THE PROBLEM:
Once more, print the records exactly as given.

DATASET EXTRACT:
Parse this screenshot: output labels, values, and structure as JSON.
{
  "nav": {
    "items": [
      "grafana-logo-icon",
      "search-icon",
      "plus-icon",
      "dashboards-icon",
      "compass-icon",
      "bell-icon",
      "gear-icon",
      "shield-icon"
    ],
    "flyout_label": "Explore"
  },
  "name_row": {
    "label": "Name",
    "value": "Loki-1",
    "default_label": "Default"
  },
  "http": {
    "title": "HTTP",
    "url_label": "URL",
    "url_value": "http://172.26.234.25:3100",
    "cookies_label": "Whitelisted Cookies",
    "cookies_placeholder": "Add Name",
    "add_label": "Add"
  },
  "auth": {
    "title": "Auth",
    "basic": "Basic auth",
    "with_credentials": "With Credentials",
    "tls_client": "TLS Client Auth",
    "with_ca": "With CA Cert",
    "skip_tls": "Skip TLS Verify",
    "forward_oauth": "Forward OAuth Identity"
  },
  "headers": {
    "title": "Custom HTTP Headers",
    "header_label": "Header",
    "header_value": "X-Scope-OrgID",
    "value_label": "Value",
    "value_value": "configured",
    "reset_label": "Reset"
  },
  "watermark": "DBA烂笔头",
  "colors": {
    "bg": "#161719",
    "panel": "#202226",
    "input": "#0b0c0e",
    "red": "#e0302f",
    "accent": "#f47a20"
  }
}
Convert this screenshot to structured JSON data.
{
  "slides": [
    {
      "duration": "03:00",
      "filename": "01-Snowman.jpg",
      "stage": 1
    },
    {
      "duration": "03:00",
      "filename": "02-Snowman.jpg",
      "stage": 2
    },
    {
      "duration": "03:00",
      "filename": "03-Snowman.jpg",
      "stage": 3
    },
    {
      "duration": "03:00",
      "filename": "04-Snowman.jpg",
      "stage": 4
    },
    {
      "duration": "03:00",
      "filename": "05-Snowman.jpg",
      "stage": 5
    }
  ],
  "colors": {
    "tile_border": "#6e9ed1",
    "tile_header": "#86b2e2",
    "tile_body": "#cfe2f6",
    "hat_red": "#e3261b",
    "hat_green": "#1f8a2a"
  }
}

WORKED SOLUTION:
Parse this screenshot: output labels, values, and structure as JSON.
{
  "nav": {
    "items": [
      "grafana-logo-icon",
      "search-icon",
      "plus-icon",
      "dashboards-icon",
      "compass-icon",
      "bell-icon",
      "gear-icon",
      "shield-icon"
    ],
    "flyout_label": "Explore"
  },
  "name_row": {
    "label": "Name",
    "value": "Loki-1",
    "default_label": "Default"
  },
  "http": {
    "title": "HTTP",
    "url_label": "URL",
    "url_value": "http://172.26.234.25:3100",
    "cookies_label": "Whitelisted Cookies",
    "cookies_placeholder": "Add Name",
    "add_label": "Add"
  },
  "auth": {
    "title": "Auth",
    "basic": "Basic auth",
    "with_credentials": "With Credentials",
    "tls_client": "TLS Client Auth",
    "with_ca": "With CA Cert",
    "skip_tls": "Skip TLS Verify",
    "forward_oauth": "Forward OAuth Identity"
  },
  "headers": {
    "title": "Custom HTTP Headers",
    "header_label": "Header",
    "header_value": "X-Scope-OrgID",
    "value_label": "Value",
    "value_value": "configured",
    "reset_label": "Reset"
  },
  "watermark": "DBA烂笔头",
  "colors": {
    "bg": "#161719",
    "panel": "#202226",
    "input": "#0b0c0e",
    "red": "#e0302f",
    "accent": "#f47a20"
  }
}
Convert this screenshot to structured JSON data.
{
  "slides": [
    {
      "duration": "03:00",
      "filename": "01-Snowman.jpg",
      "stage": 1
    },
    {
      "duration": "03:00",
      "filename": "02-Snowman.jpg",
      "stage": 2
    },
    {
      "duration": "03:00",
      "filename": "03-Snowman.jpg",
      "stage": 3
    },
    {
      "duration": "03:00",
      "filename": "04-Snowman.jpg",
      "stage": 4
    },
    {
      "duration": "03:00",
      "filename": "05-Snowman.jpg",
      "stage": 5
    }
  ],
  "colors": {
    "tile_border": "#6e9ed1",
    "tile_header": "#86b2e2",
    "tile_body": "#cfe2f6",
    "hat_red": "#e3261b",
    "hat_green": "#1f8a2a"
  }
}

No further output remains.